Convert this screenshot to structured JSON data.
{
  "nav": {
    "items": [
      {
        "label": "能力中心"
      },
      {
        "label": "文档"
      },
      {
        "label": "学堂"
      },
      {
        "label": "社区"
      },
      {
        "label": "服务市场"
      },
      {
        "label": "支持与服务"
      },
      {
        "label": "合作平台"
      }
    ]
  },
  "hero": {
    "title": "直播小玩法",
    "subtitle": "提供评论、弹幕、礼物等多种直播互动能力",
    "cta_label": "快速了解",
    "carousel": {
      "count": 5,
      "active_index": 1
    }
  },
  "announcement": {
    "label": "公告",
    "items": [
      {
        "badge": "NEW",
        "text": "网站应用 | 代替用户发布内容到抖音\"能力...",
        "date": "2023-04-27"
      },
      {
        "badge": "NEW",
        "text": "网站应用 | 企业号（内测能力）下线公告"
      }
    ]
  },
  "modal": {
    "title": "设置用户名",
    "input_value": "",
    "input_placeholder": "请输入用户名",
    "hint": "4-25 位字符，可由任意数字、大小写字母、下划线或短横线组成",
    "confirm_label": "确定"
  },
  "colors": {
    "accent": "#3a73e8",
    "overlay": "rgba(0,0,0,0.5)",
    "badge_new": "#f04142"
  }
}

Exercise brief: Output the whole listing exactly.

Response:
Convert this screenshot to structured JSON data.
{
  "nav": {
    "items": [
      {
        "label": "能力中心"
      },
      {
        "label": "文档"
      },
      {
        "label": "学堂"
      },
      {
        "label": "社区"
      },
      {
        "label": "服务市场"
      },
      {
        "label": "支持与服务"
      },
      {
        "label": "合作平台"
      }
    ]
  },
  "hero": {
    "title": "直播小玩法",
    "subtitle": "提供评论、弹幕、礼物等多种直播互动能力",
    "cta_label": "快速了解",
    "carousel": {
      "count": 5,
      "active_index": 1
    }
  },
  "announcement": {
    "label": "公告",
    "items": [
      {
        "badge": "NEW",
        "text": "网站应用 | 代替用户发布内容到抖音\"能力...",
        "date": "2023-04-27"
      },
      {
        "badge": "NEW",
        "text": "网站应用 | 企业号（内测能力）下线公告"
      }
    ]
  },
  "modal": {
    "title": "设置用户名",
    "input_value": "",
    "input_placeholder": "请输入用户名",
    "hint": "4-25 位字符，可由任意数字、大小写字母、下划线或短横线组成",
    "confirm_label": "确定"
  },
  "colors": {
    "accent": "#3a73e8",
    "overlay": "rgba(0,0,0,0.5)",
    "badge_new": "#f04142"
  }
}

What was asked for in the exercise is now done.